Secondly, it means getting sleep. It’s often the first sign that something might be awry with our mental health and we need to be encouraging people to take a sabbath and get regular rest and sleep.

Thirdly, it means getting food. Whether that be helping a friend with their food shop, trying to ensure you have a balanced diet or helping to make someone’s life with an eating disorder more bearable by asking them what would help.

Fourthly, it means getting social. Calling a friend, visiting your local Mind or having someone round to your house. We need each other!

Fifthly and finally, #MoreThanSurvival means getting hope. Hope from the one who gives and sustains life; through studying John 10 with your small group or downloading a talk or worship songs if you can’t get to church or going along with a friend so that they have a familiar  face. Life with Jesus is about more than surviving.

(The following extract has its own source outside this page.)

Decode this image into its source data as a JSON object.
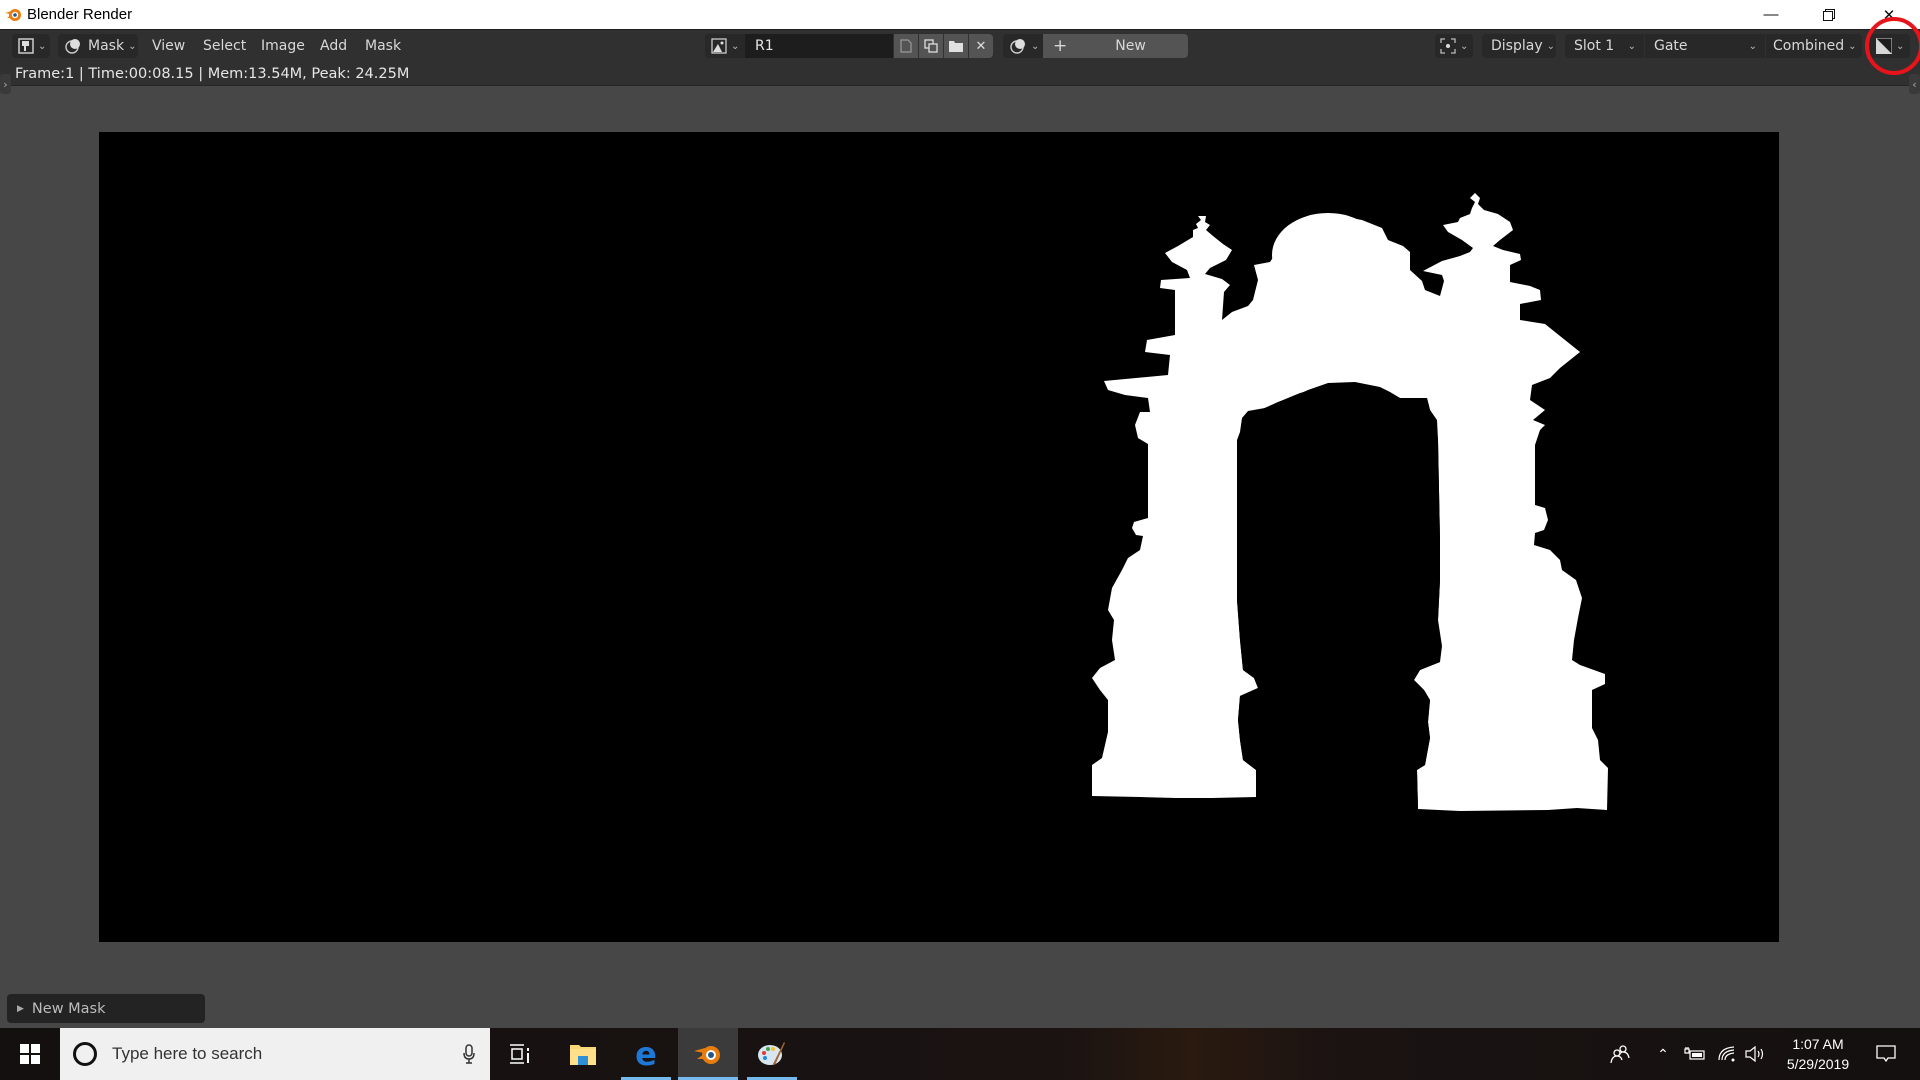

This article is also published over at Threads.


Introducing #MoreThanSurvival

It’s here! Mental Health Awareness Week is upon us and this year the national focus in “Surviving or Thriving?” and we’ve decided to take this theme a little further and think about how to move beyond survival and look to living life to the full in the way Jesus speaks about – regardless of whether you have a mental illness.

We really want to encourage you that you don’t have to put up with merely treading water, life doesn’t have to just be about getting through the day. Mental illness doesn’t need to be a death sentence – and so this week we’re going to be looking at ways we can embrace a full life.

This isn’t about a prosperity-gospel style “life with Jesus means no pain and all the gain” because when I look at the Bible I don’t see that. I only need to look at the Psalms to see exclamations of joy sitting beside cries of desolation because the promise of Jesus in John 10:10 is that whilst “the thief comes only to steal and destroy. I have come that they may have life, and have it to the full.” There’s a recognition in this verse that the darkness does come, but that it doesn’t have the last word and we believe that through God’s people we can bring life to the barren places – whether that be through the love of a community getting together to serve someone struggling or through friends cheering one another on, this week we’re asking you to get involved and show that there can be #MoreThanSurvival in mental illness.

If you want to get involved, use the hashtag on Facebook, Twitter or Instagram to show us what you’re doing to demonstrate #MoreThanSurvival in your own life or in the life of someone you know.

Some ideas could be:

  • Sending flowers to a loved one in hospital because of mental illness to show them that you can and that there is still beauty in the world.
  • Having a whip round to pay for petrol or parking so that someone can be visited by friends or family when they either live far away or are in a hospital far from home.
  • Buy a iTunes gift card or a month of spotify so that if someone is housebound they can at least access some worship music.
  • Visit someone and play their favourite board game.
  • Making sure you get out of the house once a day.
  • Cooking your favourite meal for dinner.
  • FaceTiming a friend.

Happy Mental Health Awareness Week everyone and here’s to the promise that even in the hardest of times there is #MoreThanSurvival to life.